China has dispatched military and thousands of healthcare workers to help carry out COVID-19 tests for 26 million residents of Shanghai, in the country’s biggest public health response ever.
It comes nearly a week after the country’s financial hub was placed under partial lockdown in a bid to contain the fresh COVID-19 outbreak.
A report in Reuters, citing an armed forces newspaper, said the People's Liberation Army (PLA) had sent over 2,000 medical personnel from the Army, Navy, and joint logistics support forces to Shanghai.
According to media reports, more than 10,000 healthcare workers from provinces such as Jiangsu, Zhejiang, and Beijing have been recruited for the massive health mission.
It is the country’s largest public health response since the initial COVID-19 outbreak in Wuhan, where the novel coronavirus was first discovered in early 2020.
PLA had dispatched over 4,000 medical personnel to the province of Hubei, where Wuhan is located, back then.
Chinese President Xi Jinping has urged officials to make all-out efforts in containing the fresh coronavirus outbreak while adhering to its "dynamic-clearance" policy.
On Saturday, Vice-Premier Sun Chunlan, during a visit to Shanghai to review the progress of mass testing, called on officials to "make resolute and swift moves" to defeat the disease.
Shanghai began a two-stage lockdown last week with city residents being asked to stay home and the main airport and business district known as Pudong going into lockdown.
The city reported 8,581 asymptomatic COVID-19 cases and 425 symptomatic COVID cases on Sunday, as authorities asked residents to self-test using antigen tests for the virus.
National Health Commission, a governmental body responsible for formulating national health policies, noted that there were "no new deaths".
The latest COVID-19 surge in Shanghai has been attributed to the highly-contagious Omicron variant of the coronavirus, spotted first in South Africa late last year, which has brought the bustling commercial city to a grinding halt.

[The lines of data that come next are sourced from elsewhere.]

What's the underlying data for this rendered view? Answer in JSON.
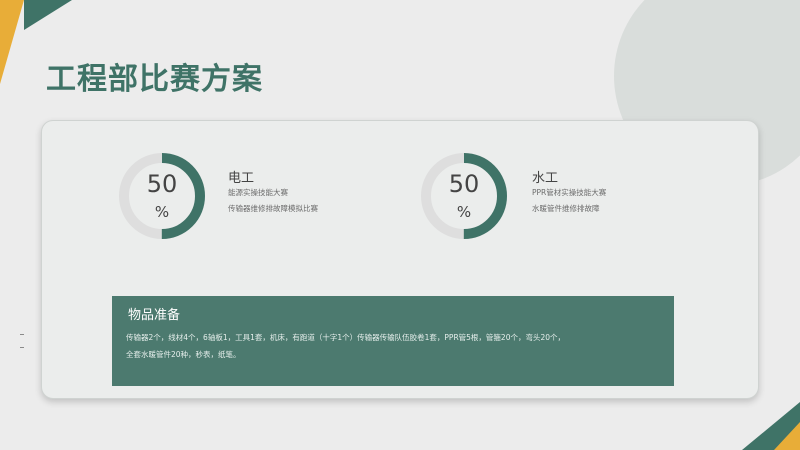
{
  "slide": {
    "title": "工程部比赛方案"
  },
  "items": [
    {
      "percent": "50",
      "unit": "%",
      "title": "电工",
      "line1": "能源实操技能大赛",
      "line2": "传输器维修排故障模拟比赛",
      "ring_value_fraction": 0.5
    },
    {
      "percent": "50",
      "unit": "%",
      "title": "水工",
      "line1": "PPR管材实操技能大赛",
      "line2": "水暖管件维修排故障",
      "ring_value_fraction": 0.5
    }
  ],
  "supply": {
    "title": "物品准备",
    "line1": "传输器2个，线材4个，6轴板1，工具1套，机床，有跑道（十字1个）传输器传输队伍胶卷1套，PPR管5根，管箍20个，弯头20个，",
    "line2": "全套水暖管件20种，秒表，纸笔。"
  },
  "colors": {
    "accent_green": "#3f7367",
    "ring_track": "#dedede",
    "supply_bg": "#4c7a6f",
    "corner_orange": "#e8ad38",
    "corner_green": "#3f7367",
    "gray_circle": "#d9dddb"
  }
}
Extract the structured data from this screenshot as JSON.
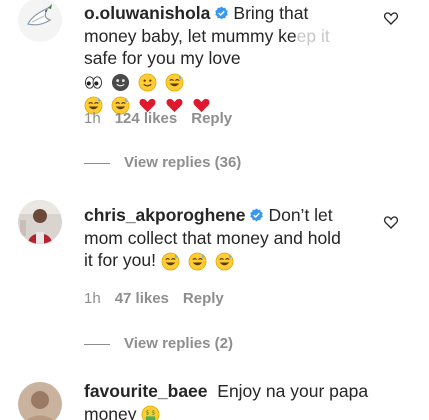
{
  "comments": [
    {
      "username": "o.oluwanishola",
      "verified": true,
      "text_line1": "Bring that",
      "text_line2a": "money baby, let mummy ke",
      "text_line2b": "ep it",
      "text_line3": "safe for you my love",
      "time": "1h",
      "likes": "124 likes",
      "reply": "Reply",
      "view_replies": "View replies (36)",
      "emojis": [
        "eyes",
        "slightly-smiling-face",
        "smiling-face",
        "grinning-sweat-face",
        "grinning-sweat-face",
        "grinning-sweat-face",
        "red-heart",
        "red-heart",
        "red-heart"
      ]
    },
    {
      "username": "chris_akporoghene",
      "verified": true,
      "text_line1": "Don’t let",
      "text_line2": "mom collect that money and hold",
      "text_line3": "it for you!",
      "time": "1h",
      "likes": "47 likes",
      "reply": "Reply",
      "view_replies": "View replies (2)",
      "emojis": [
        "grinning-sweat-face",
        "grinning-sweat-face",
        "grinning-sweat-face"
      ]
    },
    {
      "username": "favourite_baee",
      "verified": false,
      "text_line1": "Enjoy na your papa",
      "text_line2": "money",
      "emojis": [
        "money-mouth-face"
      ]
    }
  ],
  "colors": {
    "text": "#262626",
    "meta": "#8e8e8e",
    "verified": "#3897f0",
    "heart_outline": "#262626",
    "red_heart": "#e0182d"
  }
}
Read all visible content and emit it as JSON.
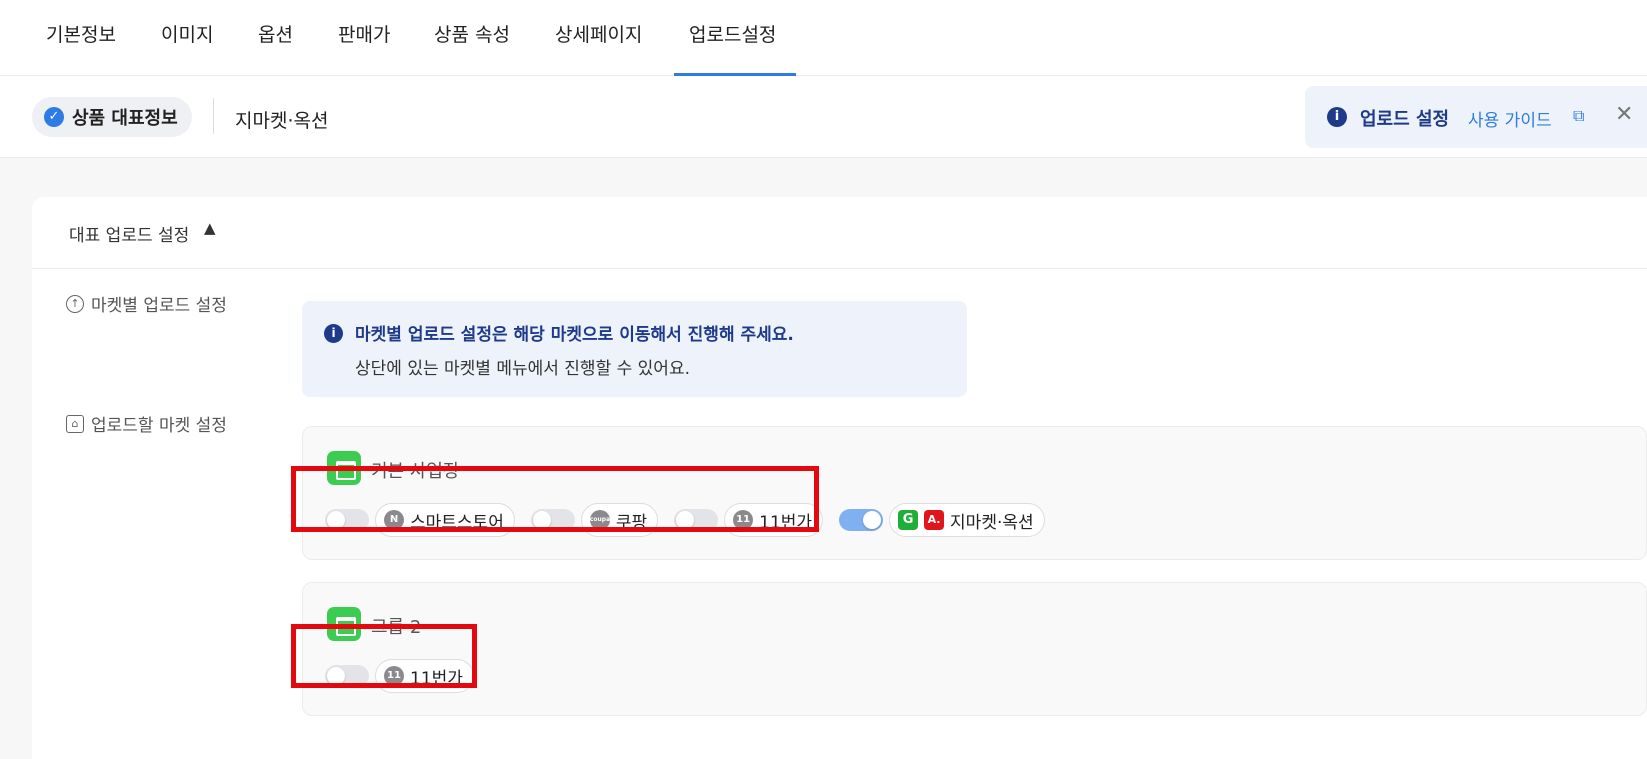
{
  "top_tabs": [
    "기본정보",
    "이미지",
    "옵션",
    "판매가",
    "상품 속성",
    "상세페이지",
    "업로드설정"
  ],
  "active_tab": "업로드설정",
  "subheader": {
    "pill_label": "상품 대표정보",
    "second_tab": "지마켓·옥션",
    "guide": {
      "title": "업로드 설정",
      "link": "사용 가이드",
      "close_icon": "close-icon",
      "external_icon": "external-link-icon"
    }
  },
  "card": {
    "title": "대표 업로드 설정",
    "collapse_glyph": "▲",
    "market_upload_label": "마켓별 업로드 설정",
    "info_line1": "마켓별 업로드 설정은 해당 마켓으로 이동해서 진행해 주세요.",
    "info_line2": "상단에 있는 마켓별 메뉴에서 진행할 수 있어요.",
    "upload_market_label": "업로드할 마켓 설정"
  },
  "groups": [
    {
      "name": "기본 사업장",
      "markets": [
        {
          "name": "스마트스토어",
          "enabled": false,
          "icon": "N"
        },
        {
          "name": "쿠팡",
          "enabled": false,
          "icon": "coupang"
        },
        {
          "name": "11번가",
          "enabled": false,
          "icon": "11"
        },
        {
          "name": "지마켓·옥션",
          "enabled": true,
          "icon": "G A."
        }
      ]
    },
    {
      "name": "그룹 2",
      "markets": [
        {
          "name": "11번가",
          "enabled": false,
          "icon": "11"
        }
      ]
    }
  ],
  "colors": {
    "accent": "#2d7be5",
    "info_text": "#1f3a8a",
    "highlight": "#e5080f",
    "group_icon": "#3dcc52"
  }
}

The city had managed its smaller, past outbreaks with limited lockdowns.
The fresh measures being enforced in Shanghai aim to "curb the virus spread, protect people's life and health, and achieve the dynamic zero-COVID target as soon as possible," the city's COVID-19 prevention and control office stated in a statement last week.
China has called its "zero-tolerance" approach the most economical and effective prevention strategy against the pandemic.
The country’s anti-coronavirus measures, including mass testing, vaccination, and lockdown of cities and provinces for even small numbers of infections, have been largely successful in curbing the disease.